Publication date: August 2019
Source: Journal of Archaeological Science, Volume 108
Author(s): Ortal Harush, Naama Glauber, Amit Zoran, Leore Grosman
Ceramic-sherds analysis has been concerned with categorizing to types according to vessel shape and size for the description of a given material culture. Yet, the characterization of ceramic variations and their meaning receives little attention in the archaeological study. In the present research, we wished to monitor small-scale variations, searching for the unique signature of the individual potter during production. We thus examined new parameters for distinguishing between trainee potters and monitoring their distinct styles as part of an integrated experimental archaeological study.
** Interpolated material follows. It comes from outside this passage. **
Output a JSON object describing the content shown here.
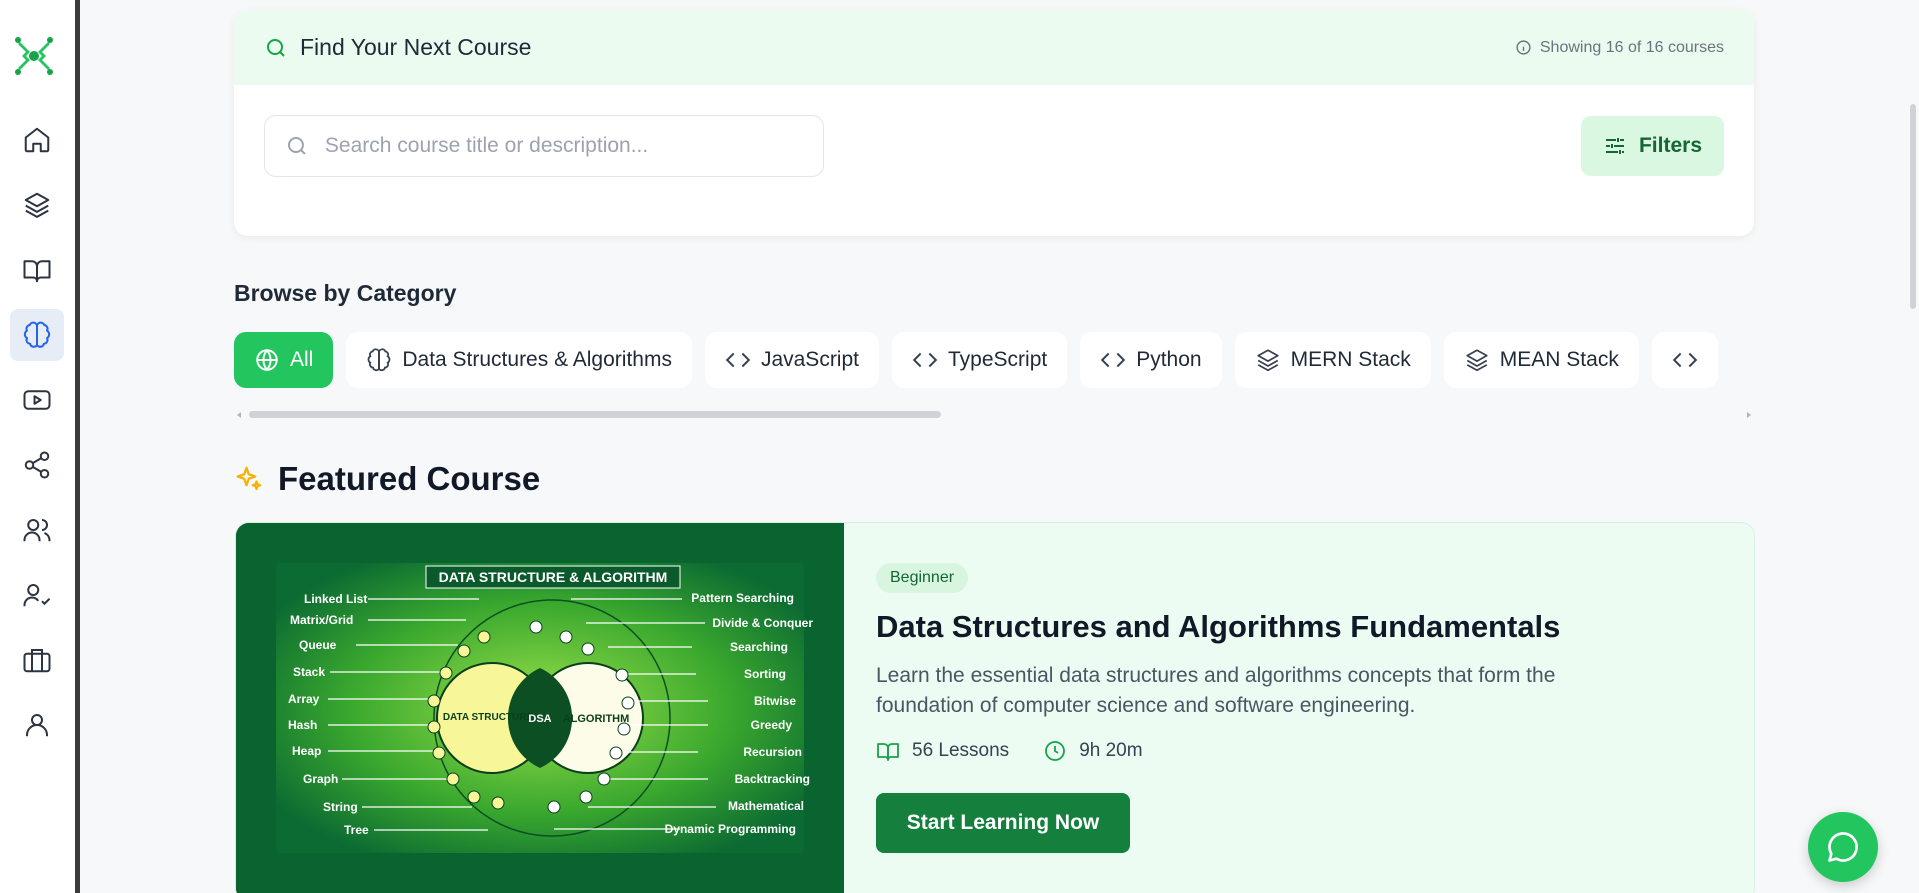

For the purposes of this research, ceramic students were instructed to produce the same part of a storage jar repeatedly for several days following a strict protocol—with a single prototype and using the same technique in the same workspace. All the produced items were 3-D scanned to extract accurate geometric parameters for classification. Cluster analysis was used to analyze the digital data, in addition to a novel data visualization technique that was developed for detecting ceramic variations. These methods enabled us to distinguish the potters by their individual styles, probably already established in the early stages of learning. Our results show that the novel visualization approach, together with the quantitative method, allows us to efficiently identify the location, on the vessels, of the potters’ stylistic fingerprint.